What we are discussing here is the potential situation where it is being
enforced on de.wiki against their support & whether the WMF would be as
supportive of such an action....
And if you dont cooperate with
the image filter, the worst thing really that could
potentially (and still
unlikely) happen, is getting blocked from *editing* Wikipedia.
If that is a credible threat (and I don't think it is!) I think that de.wiki
would be well in their right to protest...!
Italian case, you would get sued and pay high fines.
At this stage there is not an awful lot (apart from FUD) to support this
notion.

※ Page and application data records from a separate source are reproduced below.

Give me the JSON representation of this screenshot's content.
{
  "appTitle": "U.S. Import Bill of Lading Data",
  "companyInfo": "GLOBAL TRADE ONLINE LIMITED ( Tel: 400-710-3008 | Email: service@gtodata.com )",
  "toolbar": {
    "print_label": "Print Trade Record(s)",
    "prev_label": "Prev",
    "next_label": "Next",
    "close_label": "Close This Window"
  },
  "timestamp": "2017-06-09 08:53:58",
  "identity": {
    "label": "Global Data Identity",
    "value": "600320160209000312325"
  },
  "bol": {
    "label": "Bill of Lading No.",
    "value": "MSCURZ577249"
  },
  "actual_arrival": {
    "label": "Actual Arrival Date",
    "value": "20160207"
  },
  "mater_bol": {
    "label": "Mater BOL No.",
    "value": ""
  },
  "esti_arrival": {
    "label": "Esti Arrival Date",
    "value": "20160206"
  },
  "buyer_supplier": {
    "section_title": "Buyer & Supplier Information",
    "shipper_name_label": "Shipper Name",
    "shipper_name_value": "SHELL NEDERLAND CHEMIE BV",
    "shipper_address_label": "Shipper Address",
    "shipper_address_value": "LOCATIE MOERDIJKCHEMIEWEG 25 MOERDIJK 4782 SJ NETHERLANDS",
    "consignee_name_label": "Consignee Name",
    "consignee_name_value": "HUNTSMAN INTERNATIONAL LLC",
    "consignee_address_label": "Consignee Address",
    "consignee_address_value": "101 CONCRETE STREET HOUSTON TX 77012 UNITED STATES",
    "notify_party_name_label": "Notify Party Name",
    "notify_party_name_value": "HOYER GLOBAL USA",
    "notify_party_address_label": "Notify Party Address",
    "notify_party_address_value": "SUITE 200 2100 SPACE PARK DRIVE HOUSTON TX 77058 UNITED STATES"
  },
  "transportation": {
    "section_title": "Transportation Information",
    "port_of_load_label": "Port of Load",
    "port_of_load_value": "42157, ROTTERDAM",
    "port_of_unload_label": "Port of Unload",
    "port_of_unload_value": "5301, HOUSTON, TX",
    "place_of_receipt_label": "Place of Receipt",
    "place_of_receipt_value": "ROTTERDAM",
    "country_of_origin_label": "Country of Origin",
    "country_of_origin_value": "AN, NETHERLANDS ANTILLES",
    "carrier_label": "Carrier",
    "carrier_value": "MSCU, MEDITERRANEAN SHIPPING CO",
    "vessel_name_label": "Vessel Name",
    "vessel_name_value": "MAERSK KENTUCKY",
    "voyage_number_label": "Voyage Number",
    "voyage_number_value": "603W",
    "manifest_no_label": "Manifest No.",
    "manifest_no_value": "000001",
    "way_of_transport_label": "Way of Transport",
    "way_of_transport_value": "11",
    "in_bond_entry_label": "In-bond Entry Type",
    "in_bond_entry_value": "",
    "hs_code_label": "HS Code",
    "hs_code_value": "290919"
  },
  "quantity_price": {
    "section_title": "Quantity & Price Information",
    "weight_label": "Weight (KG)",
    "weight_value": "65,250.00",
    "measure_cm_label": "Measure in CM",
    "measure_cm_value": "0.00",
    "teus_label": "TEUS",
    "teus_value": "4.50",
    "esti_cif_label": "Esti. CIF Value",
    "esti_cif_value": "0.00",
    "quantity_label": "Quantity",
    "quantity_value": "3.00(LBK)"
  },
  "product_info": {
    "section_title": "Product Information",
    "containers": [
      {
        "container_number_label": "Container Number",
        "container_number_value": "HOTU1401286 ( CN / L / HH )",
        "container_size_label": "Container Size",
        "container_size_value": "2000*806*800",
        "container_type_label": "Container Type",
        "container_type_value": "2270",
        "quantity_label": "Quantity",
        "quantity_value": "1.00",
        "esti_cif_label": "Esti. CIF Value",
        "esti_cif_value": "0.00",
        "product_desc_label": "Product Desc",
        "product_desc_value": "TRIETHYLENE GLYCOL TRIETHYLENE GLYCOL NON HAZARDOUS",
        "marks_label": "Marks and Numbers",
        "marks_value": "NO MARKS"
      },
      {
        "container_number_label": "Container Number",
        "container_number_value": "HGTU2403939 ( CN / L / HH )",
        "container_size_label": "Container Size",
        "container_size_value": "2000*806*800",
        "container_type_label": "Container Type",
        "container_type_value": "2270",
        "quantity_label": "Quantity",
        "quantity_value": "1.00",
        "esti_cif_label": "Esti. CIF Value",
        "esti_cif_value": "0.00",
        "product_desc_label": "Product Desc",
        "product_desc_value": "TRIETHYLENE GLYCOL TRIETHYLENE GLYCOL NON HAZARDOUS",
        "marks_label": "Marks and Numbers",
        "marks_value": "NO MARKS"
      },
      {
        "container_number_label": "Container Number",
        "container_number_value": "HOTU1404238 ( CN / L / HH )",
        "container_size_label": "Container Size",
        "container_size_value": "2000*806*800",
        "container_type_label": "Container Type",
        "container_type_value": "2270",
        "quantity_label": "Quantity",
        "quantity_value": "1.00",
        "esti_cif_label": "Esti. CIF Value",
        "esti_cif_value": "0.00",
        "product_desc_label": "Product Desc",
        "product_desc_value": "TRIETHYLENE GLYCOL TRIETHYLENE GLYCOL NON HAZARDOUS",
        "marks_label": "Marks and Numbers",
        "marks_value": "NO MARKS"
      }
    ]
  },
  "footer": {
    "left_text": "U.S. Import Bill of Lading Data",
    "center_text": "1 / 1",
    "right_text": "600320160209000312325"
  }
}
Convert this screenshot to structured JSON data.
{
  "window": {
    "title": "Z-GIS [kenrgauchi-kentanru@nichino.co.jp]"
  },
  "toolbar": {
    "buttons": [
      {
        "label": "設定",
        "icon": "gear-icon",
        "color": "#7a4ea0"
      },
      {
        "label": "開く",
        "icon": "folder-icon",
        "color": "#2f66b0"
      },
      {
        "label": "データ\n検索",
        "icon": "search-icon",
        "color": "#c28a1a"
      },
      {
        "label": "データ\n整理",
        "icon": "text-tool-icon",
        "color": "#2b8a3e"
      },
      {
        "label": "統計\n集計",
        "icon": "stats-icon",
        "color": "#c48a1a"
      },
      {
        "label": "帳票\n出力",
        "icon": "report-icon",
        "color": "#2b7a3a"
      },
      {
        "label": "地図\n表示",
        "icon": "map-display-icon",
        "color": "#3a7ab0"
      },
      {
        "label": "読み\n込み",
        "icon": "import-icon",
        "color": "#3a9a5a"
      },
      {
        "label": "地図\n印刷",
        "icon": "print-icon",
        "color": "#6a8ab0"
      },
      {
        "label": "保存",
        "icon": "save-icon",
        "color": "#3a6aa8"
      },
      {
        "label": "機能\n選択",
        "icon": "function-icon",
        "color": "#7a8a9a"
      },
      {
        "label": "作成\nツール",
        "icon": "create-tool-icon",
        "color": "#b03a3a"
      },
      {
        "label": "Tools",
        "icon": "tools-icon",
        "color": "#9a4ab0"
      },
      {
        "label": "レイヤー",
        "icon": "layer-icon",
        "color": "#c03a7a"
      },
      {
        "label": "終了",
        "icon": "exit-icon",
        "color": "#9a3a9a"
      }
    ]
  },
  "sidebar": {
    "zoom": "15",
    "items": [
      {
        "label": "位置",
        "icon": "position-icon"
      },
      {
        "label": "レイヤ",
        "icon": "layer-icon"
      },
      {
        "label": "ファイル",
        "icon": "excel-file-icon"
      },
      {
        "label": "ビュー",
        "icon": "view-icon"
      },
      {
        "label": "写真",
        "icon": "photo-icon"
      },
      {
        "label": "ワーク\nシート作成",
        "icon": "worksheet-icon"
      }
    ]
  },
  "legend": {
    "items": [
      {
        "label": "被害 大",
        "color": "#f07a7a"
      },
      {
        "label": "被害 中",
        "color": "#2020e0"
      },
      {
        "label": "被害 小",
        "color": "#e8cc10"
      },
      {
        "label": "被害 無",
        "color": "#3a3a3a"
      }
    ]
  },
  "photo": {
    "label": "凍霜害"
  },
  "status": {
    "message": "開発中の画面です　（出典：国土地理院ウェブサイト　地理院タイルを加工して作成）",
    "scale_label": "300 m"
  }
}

In fact the only credible opinion I have seen (from an Italian
lawyer) in response to such a suggestion was "unlikely". Although he did go
on to say "admin" was ill-defined, but the law is quite clear in identifying
owner/publisher of the site.
(as I've already said; my Italian sucks, but the media is as vague about the
exact limits of this law and how it would practically be applied, and as yet
no one has offered a full, clear opinion)
At the very least this needs exploring.. for example similar laws exist in
France (in fact, if my memory serves they are more problematic than these
Italian laws), to my knowledge this has not presented a credible threat to
If the threat is credible then we need to explore the possibilities and how
to respond and protect our editors across the world.
If the threat is not credible then we need to assure those editors.
We're talking about totally different ball parks
The Italians make two arguments; one about the risks for editors, the other
about feeling unable to provide an uncensored service in line with the
Whilst the former certainly is not comparable; the latter is an identical
concern (now whether you feel those concerns have equal merit is another